(Medical Xpress) – Researchers have developed a new supercooling technique to increase the amount of time human organs could remain viable outside the body. This study was conducted in rats, and if it succeeds in humans, it would enable a world-wide allocation of donor organs, saving more lives.
International Neuroethics Society
American Association for the Advancement of Science Building
November 13 & 14, 2014
See here for more information.
(Medical Xpress) – A new Northwestern Medicine clinical trial aims to remove the need for organ transplant patients to take immunosuppressive drugs by increasing the number of their own regulatory T cells (T-regs). The first-in-human, Phase I clinical trial, known as TRACT (T-regs for adoptive cell transfer), recently enrolled its first three participants in late May at Northwestern Memorial Hospital and was granted approval by the U.S. Food and Drug Administration (FDA) in March, 2014. Northwestern Memorial is the only enrollment site for this trial.
(New York Times) – The Supreme Court ruled on Monday that requiring family-owned corporations to pay for insurance coverage for contraception under the Affordable Care Act violated a federal law protecting religious freedom. It was, the dissent said, “a decision of startling breadth.” The 5-to-4 ruling, which applied to two companies owned by Christian families, opened the door to challenges from other corporations over laws that they claim violate their religious liberty.
(Forbes) – Sovaldi, the new drug to treat and cure Hepatitis C has certainly caused quite an uproar in the US since its FDA approval in December of 2013. At $1,000 per pill, the manufacturer, Gilead, has plenty of people and payers to answer to in order to justify this enormous cost, say industry experts and watchdogs. With roughly 3 million patients in the US suffering from hepatitis C, the only options in the past were Interferon and Ribavirin which led to many side effects along with unpredictable responses.
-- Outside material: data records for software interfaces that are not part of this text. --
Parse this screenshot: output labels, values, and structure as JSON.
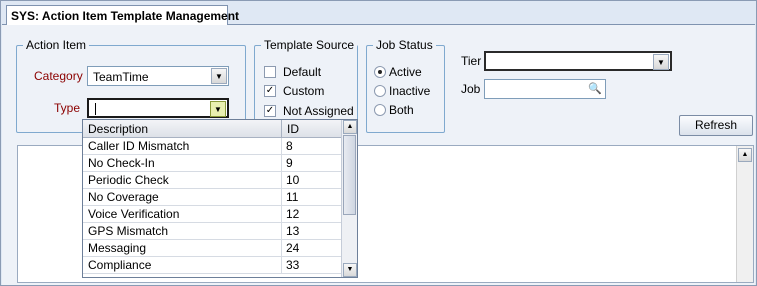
{
  "tab": {
    "title": "SYS: Action Item Template Management"
  },
  "action_item": {
    "title": "Action Item",
    "category_label": "Category",
    "category_value": "TeamTime",
    "type_label": "Type",
    "type_value": ""
  },
  "template_source": {
    "title": "Template Source",
    "options": [
      {
        "label": "Default",
        "checked": false
      },
      {
        "label": "Custom",
        "checked": true
      },
      {
        "label": "Not Assigned",
        "checked": true
      }
    ]
  },
  "job_status": {
    "title": "Job Status",
    "options": [
      {
        "label": "Active",
        "selected": true
      },
      {
        "label": "Inactive",
        "selected": false
      },
      {
        "label": "Both",
        "selected": false
      }
    ]
  },
  "tier": {
    "label": "Tier",
    "value": ""
  },
  "job": {
    "label": "Job",
    "value": ""
  },
  "refresh_button": {
    "label": "Refresh"
  },
  "type_dropdown": {
    "columns": [
      "Description",
      "ID"
    ],
    "rows": [
      {
        "description": "Caller ID Mismatch",
        "id": "8"
      },
      {
        "description": "No Check-In",
        "id": "9"
      },
      {
        "description": "Periodic Check",
        "id": "10"
      },
      {
        "description": "No Coverage",
        "id": "11"
      },
      {
        "description": "Voice Verification",
        "id": "12"
      },
      {
        "description": "GPS Mismatch",
        "id": "13"
      },
      {
        "description": "Messaging",
        "id": "24"
      },
      {
        "description": "Compliance",
        "id": "33"
      }
    ]
  },
  "icons": {
    "dropdown_arrow": "chevron-down-icon",
    "search": "binoculars-icon",
    "scroll_up": "arrow-up-icon",
    "scroll_down": "arrow-down-icon"
  }
}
(NBC News) – Jesse Lee Herald was facing five years or more in prison after a crash in which police and prosecutors said his 3-year-old son was bloodied but not seriously hurt. But Herald cut a deal. Or more accurately, the state agreed to reduce his sentence if he would agree to be cut. Shenandoah County assistant prosecutor Ilona White said she offered Herald, 27, of Edinburg, Virginia, the opportunity to get a drastically reduced sentence if he would agree to a vasectomy. It may not be immediately clear what a vasectomy has to do with driving dangerously and recklessly. It shouldn’t be. There is no connection.
(The Telegraph) – At least four in ten couples who suffer repeated miscarriages may be carrying a faulty gene, research has found, which can be successfully treated with drugs. Fertility doctors have found that a faulty gene that can be carried by either parent can trigger miscarriages. It is the first time it has been discovered that a gene carried by the father can cause miscarriage in the mother.
(News-Medical) – Research published today in the American Journal of Managed Care demonstrates that analysis of patient records using state-of-the-art data analytics can predict future risk of metabolic syndrome. More than a third of the U.S. population has metabolic syndrome, a condition that can lead to chronic heart disease, stroke and diabetes. These conditions combine to account for almost 20 percent of overall health care costs in the U.S. The study was conducted by Aetna and GNS Healthcare Inc. (GNS), a leading provider of big data analytics products and services in health care.